| What to work on |
An exact, complete printout of the listing is wanted, minus its images.

| Given data |

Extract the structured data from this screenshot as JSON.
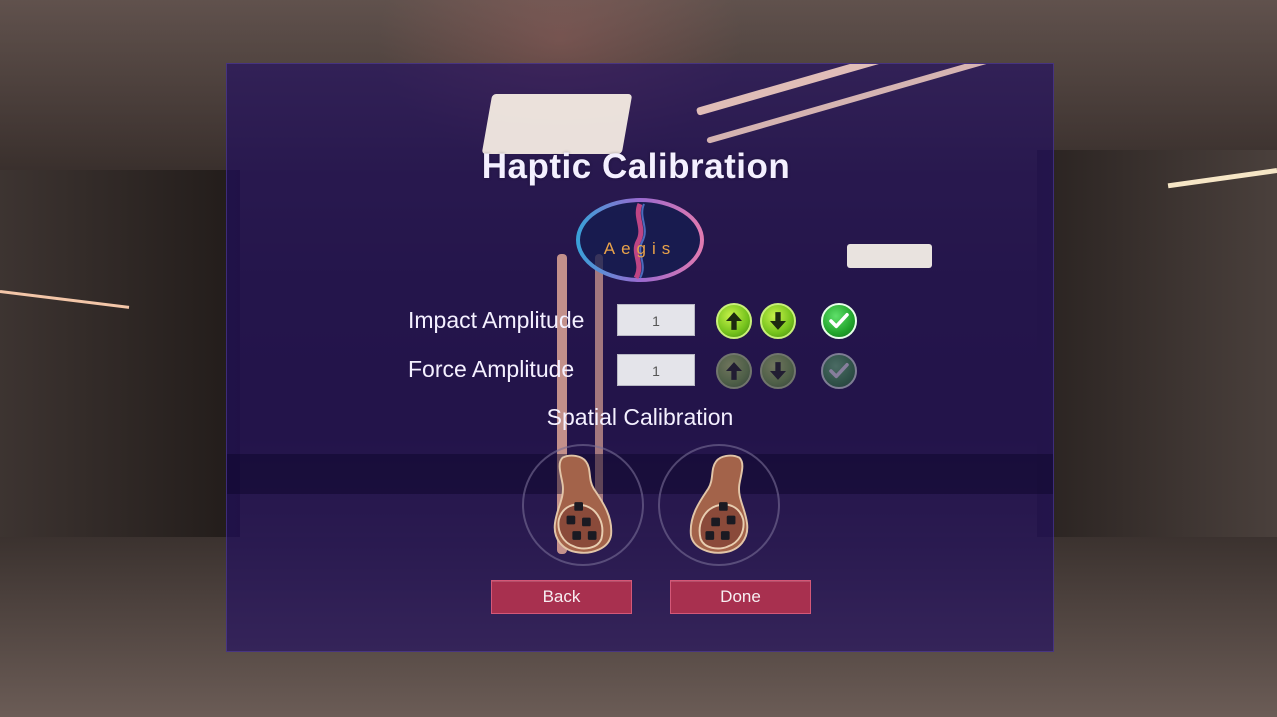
{
  "title": "Haptic Calibration",
  "logo": {
    "text": "Aegis",
    "icon": "aegis-logo-icon"
  },
  "rows": [
    {
      "label": "Impact Amplitude",
      "value": "1",
      "enabled": true
    },
    {
      "label": "Force Amplitude",
      "value": "1",
      "enabled": false
    }
  ],
  "section_label": "Spatial Calibration",
  "hands": [
    {
      "name": "left-hand-calibration",
      "icon": "hand-sensor-icon"
    },
    {
      "name": "right-hand-calibration",
      "icon": "hand-sensor-icon"
    }
  ],
  "buttons": {
    "back": "Back",
    "done": "Done"
  },
  "colors": {
    "panel": "#1e0c64",
    "button": "#a8304f",
    "up_down": "#74c21c",
    "check": "#22a52c"
  }
}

| Output |
Extract the structured data from this screenshot as JSON.
{
  "title": "Haptic Calibration",
  "logo": {
    "text": "Aegis",
    "icon": "aegis-logo-icon"
  },
  "rows": [
    {
      "label": "Impact Amplitude",
      "value": "1",
      "enabled": true
    },
    {
      "label": "Force Amplitude",
      "value": "1",
      "enabled": false
    }
  ],
  "section_label": "Spatial Calibration",
  "hands": [
    {
      "name": "left-hand-calibration",
      "icon": "hand-sensor-icon"
    },
    {
      "name": "right-hand-calibration",
      "icon": "hand-sensor-icon"
    }
  ],
  "buttons": {
    "back": "Back",
    "done": "Done"
  },
  "colors": {
    "panel": "#1e0c64",
    "button": "#a8304f",
    "up_down": "#74c21c",
    "check": "#22a52c"
  }
}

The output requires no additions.